Where a line below includes the word "จำนวน", copy that line.

Stored data entries:
▼

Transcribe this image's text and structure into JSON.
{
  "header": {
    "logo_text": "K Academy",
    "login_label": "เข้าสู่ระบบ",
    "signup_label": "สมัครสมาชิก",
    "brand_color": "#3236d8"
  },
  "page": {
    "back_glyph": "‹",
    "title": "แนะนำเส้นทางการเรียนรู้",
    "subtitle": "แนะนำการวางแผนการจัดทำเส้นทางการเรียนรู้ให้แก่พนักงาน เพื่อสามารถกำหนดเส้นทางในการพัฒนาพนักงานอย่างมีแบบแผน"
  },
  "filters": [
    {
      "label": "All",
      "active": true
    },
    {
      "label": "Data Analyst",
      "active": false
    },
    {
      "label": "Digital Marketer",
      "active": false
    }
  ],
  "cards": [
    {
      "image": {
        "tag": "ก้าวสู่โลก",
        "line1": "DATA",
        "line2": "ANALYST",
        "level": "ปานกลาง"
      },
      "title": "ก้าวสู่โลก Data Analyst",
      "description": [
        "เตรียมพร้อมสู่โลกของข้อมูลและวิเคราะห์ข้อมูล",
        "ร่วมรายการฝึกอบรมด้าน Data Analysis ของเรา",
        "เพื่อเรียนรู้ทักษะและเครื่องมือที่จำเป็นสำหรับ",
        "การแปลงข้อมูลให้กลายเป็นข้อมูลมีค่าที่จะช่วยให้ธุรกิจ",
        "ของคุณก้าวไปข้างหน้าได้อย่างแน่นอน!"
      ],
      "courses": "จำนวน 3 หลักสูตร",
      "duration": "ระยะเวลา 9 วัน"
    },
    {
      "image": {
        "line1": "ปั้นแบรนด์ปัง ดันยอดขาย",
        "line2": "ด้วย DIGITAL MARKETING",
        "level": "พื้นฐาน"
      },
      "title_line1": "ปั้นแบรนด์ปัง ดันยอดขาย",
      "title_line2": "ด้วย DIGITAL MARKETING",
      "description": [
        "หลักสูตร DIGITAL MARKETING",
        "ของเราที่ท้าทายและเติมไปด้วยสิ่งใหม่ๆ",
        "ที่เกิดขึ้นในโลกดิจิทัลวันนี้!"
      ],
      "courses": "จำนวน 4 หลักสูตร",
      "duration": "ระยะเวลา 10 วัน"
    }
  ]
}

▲

* _ANSWER SECTION_
      "courses": "จำนวน 3 หลักสูตร",
      "courses": "จำนวน 4 หลักสูตร",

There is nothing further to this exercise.